Anthony David Barnes
By John Buckels (M 1972) and Malcolm Simms
Former consultant surgeon Queen Elizabeth Hospital Birmingham (b 1932; q Birmingham 1958; MB ChB FRCS ChM) died XX April 2016 of a primary malignant brain tumour.
Tony Barnes was in the vanguard of renal transplantation in the UK and made major contributions to the establishment of the specialty. As a teenager during WW2 he was evacuated to the East Grinstead area, where burnt airmen were benefitting from pioneering plastic surgery. This influenced his choice of the genetics of skin allograft rejection for a BSc project during his medical undergraduate training in Birmingham. After graduating he studied allograft rejection at East Grinstead with Sir Peter Medawar, encouraged by Sir Solly Zuckerman, Professor of Anatomy in Birmingham. Both encouraged a scientific career but Tony was committed to surgical training and progressed rapidly to a lectureship in the Department of Surgery at Birmingham under Pon d’Abreu. Renal transplantation had not yet reached the Midlands though a dialysis programme was established. After visits to Boston and later Cambridge and St Mary’s, Tony resolved to introduce a transplantation programme to Birmingham. In 1967 whilst still a lecturer, having identified a potential first recipient, he was called to a recently deceased donor at a local hospital and duly returned to the Queen Elizabeth Hospital with 2 kidneys. With Professor d’Abreu away, he had to persuade his consultant seniors to proceed with the transplant. Ultimately this was a team effort with Geoffrey Slaney performing the arterial anastomosis, Frank Ashton the venous and Paul Dawson-Edwards the ureteric, leaving Tony to sew up the skin.

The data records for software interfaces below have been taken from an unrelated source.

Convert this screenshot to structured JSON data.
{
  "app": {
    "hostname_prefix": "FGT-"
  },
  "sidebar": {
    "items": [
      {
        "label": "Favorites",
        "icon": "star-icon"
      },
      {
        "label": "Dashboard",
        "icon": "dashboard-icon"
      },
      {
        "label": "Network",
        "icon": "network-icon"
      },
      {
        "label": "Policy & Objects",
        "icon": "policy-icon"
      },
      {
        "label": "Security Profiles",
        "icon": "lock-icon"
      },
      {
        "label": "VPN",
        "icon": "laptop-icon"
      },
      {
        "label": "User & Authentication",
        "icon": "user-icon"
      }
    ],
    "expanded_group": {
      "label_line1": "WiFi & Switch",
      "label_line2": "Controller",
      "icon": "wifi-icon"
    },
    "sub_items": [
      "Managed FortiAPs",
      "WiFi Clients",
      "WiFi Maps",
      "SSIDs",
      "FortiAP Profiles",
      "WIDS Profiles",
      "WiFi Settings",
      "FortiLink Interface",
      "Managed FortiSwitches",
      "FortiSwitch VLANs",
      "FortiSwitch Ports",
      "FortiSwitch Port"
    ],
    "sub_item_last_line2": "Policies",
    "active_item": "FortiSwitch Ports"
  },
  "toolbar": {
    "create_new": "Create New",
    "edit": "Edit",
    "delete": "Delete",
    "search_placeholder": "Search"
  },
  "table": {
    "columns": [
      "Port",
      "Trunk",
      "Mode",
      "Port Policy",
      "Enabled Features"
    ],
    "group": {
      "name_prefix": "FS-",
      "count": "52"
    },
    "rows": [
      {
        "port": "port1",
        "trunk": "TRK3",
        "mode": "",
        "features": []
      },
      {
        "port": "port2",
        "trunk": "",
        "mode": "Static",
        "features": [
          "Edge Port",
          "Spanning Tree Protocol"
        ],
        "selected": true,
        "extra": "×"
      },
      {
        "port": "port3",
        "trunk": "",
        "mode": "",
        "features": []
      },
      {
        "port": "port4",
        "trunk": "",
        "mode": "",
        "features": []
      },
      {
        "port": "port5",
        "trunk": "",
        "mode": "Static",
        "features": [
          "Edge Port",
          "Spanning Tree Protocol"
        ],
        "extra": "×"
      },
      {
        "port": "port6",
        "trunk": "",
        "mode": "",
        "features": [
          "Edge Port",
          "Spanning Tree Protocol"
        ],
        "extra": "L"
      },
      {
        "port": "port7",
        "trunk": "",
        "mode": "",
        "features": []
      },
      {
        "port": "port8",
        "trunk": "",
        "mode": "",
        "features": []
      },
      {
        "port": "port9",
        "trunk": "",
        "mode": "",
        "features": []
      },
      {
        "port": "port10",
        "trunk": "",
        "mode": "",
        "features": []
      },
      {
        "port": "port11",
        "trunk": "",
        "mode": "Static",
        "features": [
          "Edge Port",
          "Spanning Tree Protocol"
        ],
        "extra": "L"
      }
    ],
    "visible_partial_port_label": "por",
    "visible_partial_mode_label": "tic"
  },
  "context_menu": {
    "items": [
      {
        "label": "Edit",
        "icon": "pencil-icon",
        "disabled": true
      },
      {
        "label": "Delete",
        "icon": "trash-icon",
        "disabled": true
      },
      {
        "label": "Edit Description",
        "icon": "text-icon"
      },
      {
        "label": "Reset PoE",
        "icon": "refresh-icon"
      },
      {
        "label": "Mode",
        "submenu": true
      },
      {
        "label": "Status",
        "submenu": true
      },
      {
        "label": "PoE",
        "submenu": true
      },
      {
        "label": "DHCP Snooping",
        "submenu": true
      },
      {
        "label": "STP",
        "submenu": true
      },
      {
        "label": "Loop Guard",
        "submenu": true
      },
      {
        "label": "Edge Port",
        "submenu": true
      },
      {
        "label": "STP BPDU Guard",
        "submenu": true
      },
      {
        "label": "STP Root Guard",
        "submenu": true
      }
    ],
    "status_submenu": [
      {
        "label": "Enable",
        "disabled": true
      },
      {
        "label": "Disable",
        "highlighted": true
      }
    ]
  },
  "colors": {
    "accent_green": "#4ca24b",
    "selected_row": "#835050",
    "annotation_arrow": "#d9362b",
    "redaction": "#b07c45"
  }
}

A substantive consultant appointment soon followed and Tony rapidly built up one of the most active renal programmes in the UK. Like many of his contemporaries in the newly established transplant units he was single- handed for the first 14 years and relied on his trainee registrar to share the busy workload, on a full-time on–call basis regarded by all as character-building rather than unsafe. Tony often stated that working for him on the “kidney unit” was the ideal contraceptive. Developments in tissue typing showed that recipient-matched kidneys were less prone to rejection and from 1972 Tony chaired the first national matching and sharing scheme, the National Organ Matching and Distribution Service, that later merged with the National Tissue Typing Reference Laboratory to become the UK Transplant Service. In conjunction with the local newspapers he was instrumental in establishing the first donor card programme in the UK as well as contributing to the acceptance of brain death criteria.

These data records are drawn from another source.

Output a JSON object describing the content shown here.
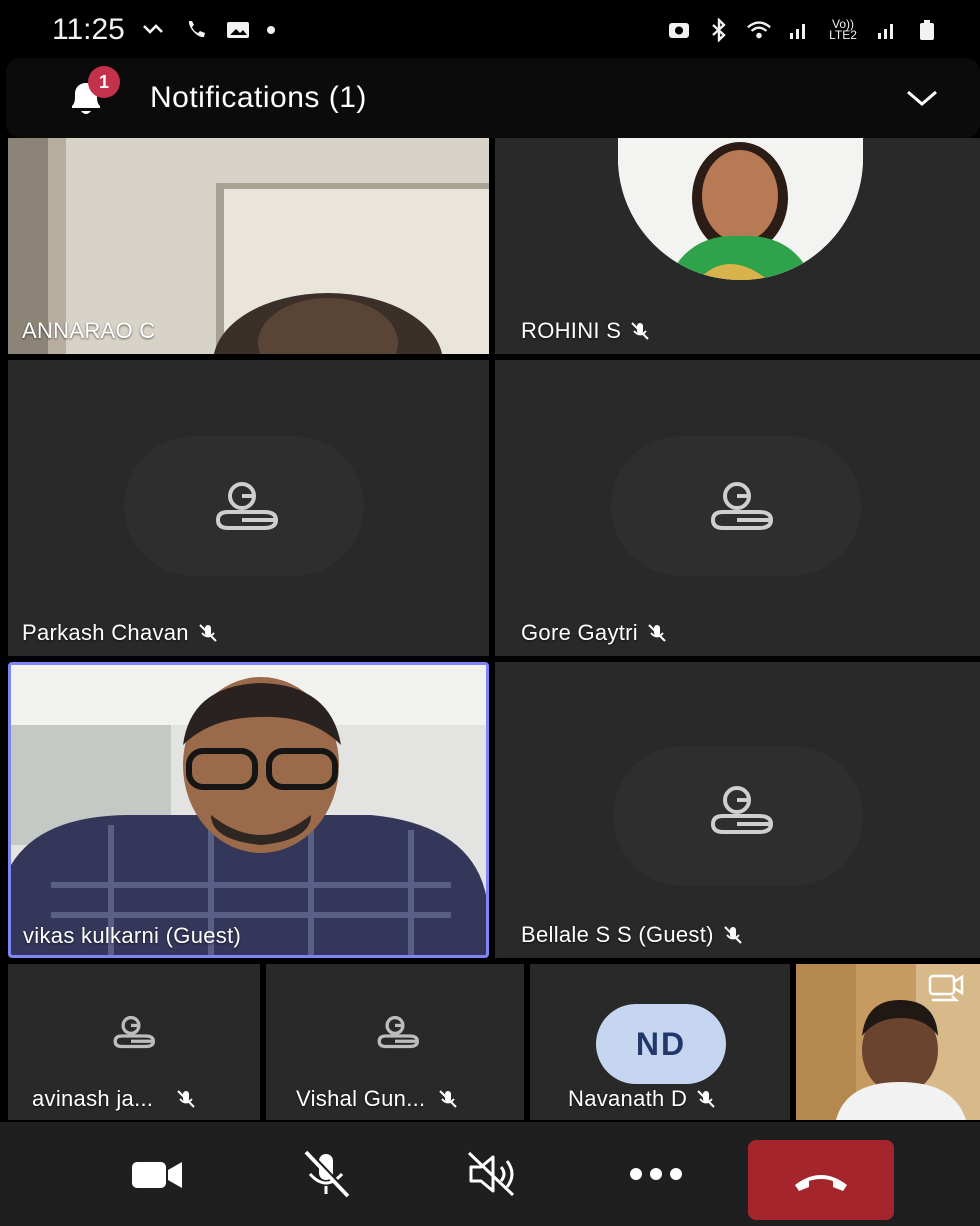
{
  "status_bar": {
    "time": "11:25",
    "signal_label": "Vo)) LTE2"
  },
  "notification": {
    "title": "Notifications (1)",
    "badge_count": "1"
  },
  "participants": [
    {
      "name": "ANNARAO C",
      "muted": false,
      "video": true
    },
    {
      "name": "ROHINI S",
      "muted": true,
      "video": false,
      "photo": true
    },
    {
      "name": "Parkash Chavan",
      "muted": true,
      "video": false
    },
    {
      "name": "Gore Gaytri",
      "muted": true,
      "video": false
    },
    {
      "name": "vikas kulkarni (Guest)",
      "muted": false,
      "video": true,
      "active_speaker": true
    },
    {
      "name": "Bellale S S (Guest)",
      "muted": true,
      "video": false
    },
    {
      "name": "avinash ja...",
      "muted": true,
      "video": false
    },
    {
      "name": "Vishal Gun...",
      "muted": true,
      "video": false
    },
    {
      "name": "Navanath D",
      "muted": true,
      "video": false,
      "initials": "ND"
    }
  ],
  "colors": {
    "tile_bg": "#292929",
    "active_border": "#7f85f5",
    "hangup": "#a4262c",
    "badge": "#c4314b",
    "avatar_bg": "#c7d6f0"
  },
  "controls": {
    "camera_icon": "video-camera-icon",
    "mic_icon": "mic-off-icon",
    "speaker_icon": "speaker-off-icon",
    "more_icon": "more-dots-icon",
    "hangup_icon": "phone-hangup-icon"
  }
}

In addition to renal transplantation, Tony was accomplished in all aspects of general surgery. His surgical skills were legendary. On one occasion when evening social events for consultants still took place in the NHS he was called to repair a ruptured aortic aneurysm. He left during the dinner main course but was back in time for the cheese course, the aneurysm safely repaired. His experience in the renal failure population helped him establish the principles of parathyroid surgery and served as President of the British Association of Endocrine and Thyroid Surgeon from 1995 to 1997.
Whilst Postgraduate Tutor he led the appeal for funding of a purpose-built Postgraduate Centre for the Queen Elizabeth Hospital that was rapidly built and commissioned. He supported the transplant sports movement and managed the British team to success at the first International Transplant Games in 1980.

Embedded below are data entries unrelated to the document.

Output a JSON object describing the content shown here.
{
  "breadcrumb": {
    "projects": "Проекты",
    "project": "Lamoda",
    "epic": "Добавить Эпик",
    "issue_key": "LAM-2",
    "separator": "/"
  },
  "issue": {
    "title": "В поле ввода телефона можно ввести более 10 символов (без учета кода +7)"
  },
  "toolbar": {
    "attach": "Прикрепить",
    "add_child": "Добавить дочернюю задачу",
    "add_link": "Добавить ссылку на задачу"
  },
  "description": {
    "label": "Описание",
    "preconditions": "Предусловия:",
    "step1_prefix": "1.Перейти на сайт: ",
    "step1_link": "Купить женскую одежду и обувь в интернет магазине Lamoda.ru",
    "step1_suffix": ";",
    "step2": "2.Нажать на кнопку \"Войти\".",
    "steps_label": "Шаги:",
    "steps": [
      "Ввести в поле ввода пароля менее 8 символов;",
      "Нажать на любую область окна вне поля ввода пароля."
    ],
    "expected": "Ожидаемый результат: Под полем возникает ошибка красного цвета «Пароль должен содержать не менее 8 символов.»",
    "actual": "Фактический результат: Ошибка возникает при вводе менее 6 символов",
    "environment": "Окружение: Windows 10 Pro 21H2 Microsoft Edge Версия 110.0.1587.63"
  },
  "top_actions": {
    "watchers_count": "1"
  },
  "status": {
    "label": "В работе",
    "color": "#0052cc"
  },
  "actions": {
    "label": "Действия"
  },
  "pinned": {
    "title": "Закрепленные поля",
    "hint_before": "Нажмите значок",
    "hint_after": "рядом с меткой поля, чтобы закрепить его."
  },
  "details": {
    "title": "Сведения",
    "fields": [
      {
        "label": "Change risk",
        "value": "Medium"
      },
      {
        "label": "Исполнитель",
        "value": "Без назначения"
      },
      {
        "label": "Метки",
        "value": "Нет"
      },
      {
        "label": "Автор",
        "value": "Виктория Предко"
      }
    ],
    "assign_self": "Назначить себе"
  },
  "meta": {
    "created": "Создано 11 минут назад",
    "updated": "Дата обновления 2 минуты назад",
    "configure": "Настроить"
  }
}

Few accolades followed, though his nomination as Midlander of the Year in 1980 was well-received.
He retired to his beloved cottages in Pembrokeshire, where with Pat’s help he became a “plantsman”, establishing a six-acre arboretum, which included the second National Collection of Ilex (holly) in the UK. Other lifetime interests included fishing and opera. After the nature of his final illness was known, he died peacefully at home with family around him. He is survived by his wife Pat and three children Simon, Louise and Joanna.